What about the rules? The key institutional innovation here was the 2006 creation of a 35-member Allegiance Council to agree upon and ratify succession decisions for future monarchs. In March 2014, King Abdullah used the council to rubber-stamp Muqrin as third-in-line to the throne and the statement from the Royal Court declared that this order “shall not be amended or replaced by any means or by whomsoever.” Abdullah seemingly tried to lock in Muqrin as crown prince because Muqrin, lacking a suitable heir, would likely have nominated one of Abdullah’s sons as his crown prince, thus avoiding the taboo of nominating one’s own son.
But this potential move was checkmated and the “irreversible” decree was easily dismissed. With Salman reversing Abdullah’s edict and undercutting the Allegiance Council’s initial decision, unseating a crown prince suddenly looks curiously straightforward. The council, then, appears to function more as a public relations approval body, with the real politics being done behind the scenes. A scenario where there is genuine disagreement in the council is possible to foresee, but would most likely be overcome firstly by closed-door politics or secondly by being bypassed by royal decree.

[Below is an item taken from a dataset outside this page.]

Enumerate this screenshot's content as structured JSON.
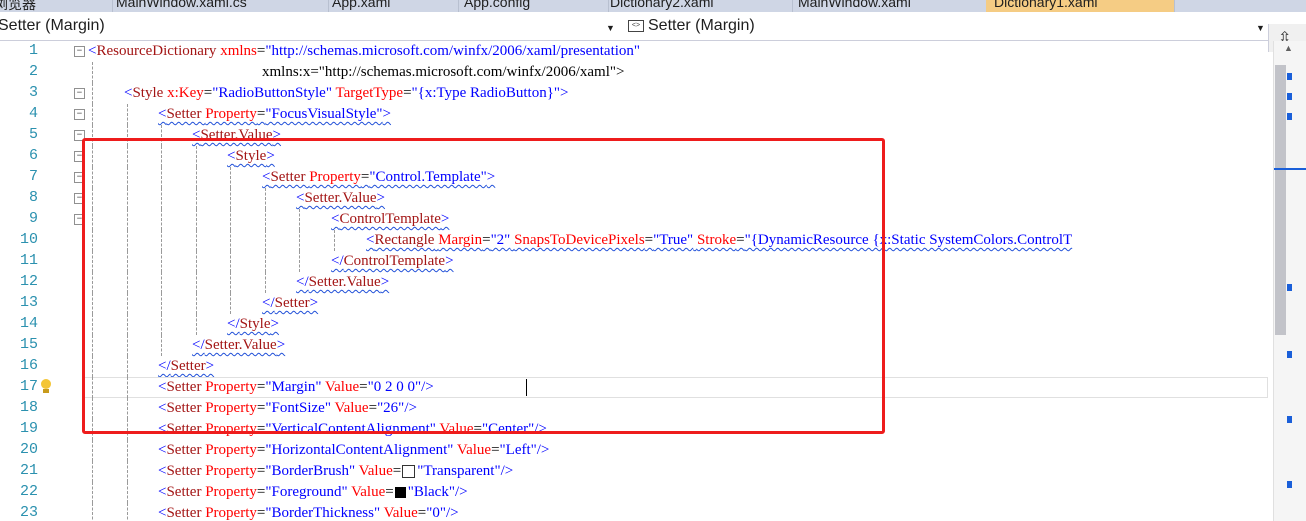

Rules, decrees, taboos and notional Allegiance Council mandates are there, it turns out, to be broken. Similarly, issues of age and seniority can be easily brushed aside in the short term at least. A certain acknowledgement of the importance of meritocracy, mostly around the edges, is seen as desirable – perhaps a counterweight, even – to naked nepotism at the heart of the issue. The importance of the small Sudairi clique is at best a useful term to group together a subset of the Saud family who continue to play the game of family politics effectively thus far. But its unity should not necessarily be taken for granted.
While ousting Muqrin was a coup for the Sudairis, it was, perhaps first and foremost, a coup for Salman himself – but with unpredictable results. This proves a salient reminder for scholars as to the ultimately changeable nature of domestic politics in Saudi Arabia and the Gulf – and the seemingly unrestricted power that leaders can exert. The promotion of Mohammed bin Salman to deputy crown prince has removed seniority as a decisive factor in Saudi politics in the short-term at least, though Gause et al’s emphasis on the importance of seniority may be an issue that returns in the future. But in the meantime, Salman has increased the players in the game. The zero-sum promotion of a prince inevitably leaves those not selected disgruntled and widens the field with a whole new age bracket of the royal family realizing that they too – all of a sudden – have a legitimate claim on a senior role. Salman’s flouting of tradition provides such princes with extra ammunition in plotting their bids for power. The ultimate test will come when Salman, a 79-year old with significant health problems, shuffles off this mortal coil. Saudi history is not kind to sons of kings who pass away, and with Salman’s precedent-setting unpicking his predecessor’s decree and his bypassing of the Allegiance Council, Mohammed bin Salman in particular is eminently removable.